    The vast majority of migrant workers in Thailand are employed predominantly in low‐paying occupations commonly described as “3‐D jobs” (dangerous, dirty, and difficult). Currently, there are nearly two million documented and undocumented migrant workers, mostly from neighbouring Burma, Lao People’s Democratic Republic, and Cambodia, employed in various industries, including domestic service, throughout the country. While over half a million migrants are officially registered to work in the country, both documented and undocumented migrant workers remain unprotected primarily due to the lack of concrete measures to monitor, implement and enforce laws regarding working and living conditions. Regardless of where they are employed, migrant workers face common problems: low wages; harmful working conditions, poor living conditions; discrimination and harassment, the threat of arrest and deportation; and lack of access to basic resources such as medical care and legal assistance. Based on preliminary research conducted in the summer of 2005, this article looks at the situation of migrant factory and domestic workers in Thailand and explores the ways in which local activists, NGOs, community‐based organisations, and international bodies have been looking to assist and protect migrant workers. Successful migrant workers’ struggles and ongoing efforts of mobilization have been made possible with the help of these support groups, and raise the possibility that union and NGO activity have the potential to improve the situation of migrants in Thailand. This also raises the question of whether advocacy groups should be acting in lieu of the state rather than alongside the state, especially when it appears that they are fulfilling their civic duty as enforcer and monitor of migrant workers’ problems.

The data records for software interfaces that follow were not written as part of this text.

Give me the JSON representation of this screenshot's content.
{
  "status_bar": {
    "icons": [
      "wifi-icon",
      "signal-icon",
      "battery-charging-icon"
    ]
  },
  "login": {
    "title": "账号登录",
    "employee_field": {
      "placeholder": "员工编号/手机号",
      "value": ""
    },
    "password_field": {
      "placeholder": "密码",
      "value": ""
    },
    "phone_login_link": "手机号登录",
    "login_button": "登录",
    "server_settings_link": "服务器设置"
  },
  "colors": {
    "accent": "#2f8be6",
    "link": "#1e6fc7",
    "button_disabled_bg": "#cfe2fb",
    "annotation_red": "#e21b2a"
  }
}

    August 05, 2009   doi: 10.1111/j.1468-2435.2009.00559.x   open full text
  • English Acquisition and Japanese Language Maintenance Among Japanese‐American Youth.
    Sayaka Kawamura, Franklin Goza.
    International Migration. July 20, 2009
    Despite the growing number of Japanese speaking immigrants in the United States and the pronounced linguistic dissimilarity between Japanese and English, few studies have examined English proficiency levels or Japanese language maintenance. We use 2000 data from the 5 per cent IPUMS file to examine English proficiency and language maintenance among first‐, second‐, and third‐or higher‐ generation Japanese immigrant youth in the United States. Before presenting multivariate results for our dependent variables, descriptive statistics are presented detailing numerous significant differences within and across generations. Furthermore, the second‐generation is divided into subgroups based on each parent’s birthplace. This study also contrasts the results of Japanese‐Americans with those of Korean‐Americans, speakers of another language very distinct from English, in an attempt to ground the significance of our findings. Findings provide support for many of the hypotheses advanced. They also reveal that our regression models generally did a much better job explaining English acquisition among Japanese‐Americans than Korean‐Americans.
    July 20, 2009   doi: 10.1111/j.1468-2435.2009.00538.x   open full text